First the business firms revolt in a
mild way, but now comes the mas
ters and pilots, who stand up on
their hind legs and roar. Wo givo
below their open letter to the Com
mission: Honolulu, Sept. 25, 1911.
The arbitrary manner in which
tho Board of Harbor Commissioners
have confirmed tho appointment of
Mr. W. R Foster, ignoring tho pe
tition 01 prominent merchants,
ship-owners and business men of
this community, as well as a Com
mittee appointed by this Association
to interview tho Board of Harbor
Commissioners on tho same subject,
leads us to mako a public declara
tion of our opinion.
Under date of September 9th,
1911, by authority of Honolulu
Harbor No. 54, a communication
was sent to tho Board of Harbor
Commissioncipr'Hirough Mr. Mar-
ston Campbell, their Chairman.
In this communication wo in
formed them of tho appointment of
ten members to constitute a Com
mittee from our organization, and
requested that thoy bo granted an
interview with the Board of Harbor
Commissioners, to tako place prefer
ably on a Monday or Tuesday,-as
early as possible.
To our surpriso, up to the 8th
inst., our letter had not been acj5g,J$
knowledcred. and to bo nbsolutelv ""p)
certain that it had been delivered,
wo communicated with.

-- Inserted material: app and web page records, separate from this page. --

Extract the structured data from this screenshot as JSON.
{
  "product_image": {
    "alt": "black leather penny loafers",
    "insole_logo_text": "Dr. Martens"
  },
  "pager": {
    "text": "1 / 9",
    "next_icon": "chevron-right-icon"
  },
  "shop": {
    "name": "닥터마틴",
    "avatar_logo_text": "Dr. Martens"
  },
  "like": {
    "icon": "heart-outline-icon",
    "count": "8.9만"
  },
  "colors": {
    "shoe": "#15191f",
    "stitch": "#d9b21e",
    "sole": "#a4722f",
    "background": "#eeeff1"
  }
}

Mr. Mar-
ston Campbell over tho telephone,
and inquired whether ho had re-,
ceived it. . '
His reply was that ho had received
it and had called a meeting of tho
Board to take place Monday after
noon, September 25th, at 2 o'clock,
meeting to tako place in the Senato
Chamber at tho Executivo Building,
whero they would be pleased to
meet our Committee,, and that ho
was then writing us a letter to that
Promptly at tho appointed- timo
our Committee appeared at tho
Senato Chamber, and to their fur
ther surprise, after waiting twenty
minutes past tho appointed hour,
not ono member of tho Board had
put in an appearance. Tho Chair
man of our Committeo finally locat
ed tho Stenographer of the Public."
Works Department, and after a
great deal of telephoning she located
Mr. Berndt, then later Mr. Mc
Carthy, and still later Mr. Camp
bell, Chairman of tho Board, who
stated that he had forgotten about
Mr. McStocker was not present at
tho meeting, but was seen imme
diately after just outside tho Execu
tive Building grounds, talking to
Mr. Foster, all of which leads us to"
believe that an effort was being
mado to side-track us.
(Continued ou Page 6)
naught, named after her. Should
such bo tho case, Commander Hayes
hopes to bo placed in command of
her and bo tho first to guide her
through the canal and bring her to
anchor in tho harbor of Honolulu
which, by that time, should the ex
pectations of tho Hundred Thousand
Club bo realized, will havo doubled
her present population and become
) a city indeed.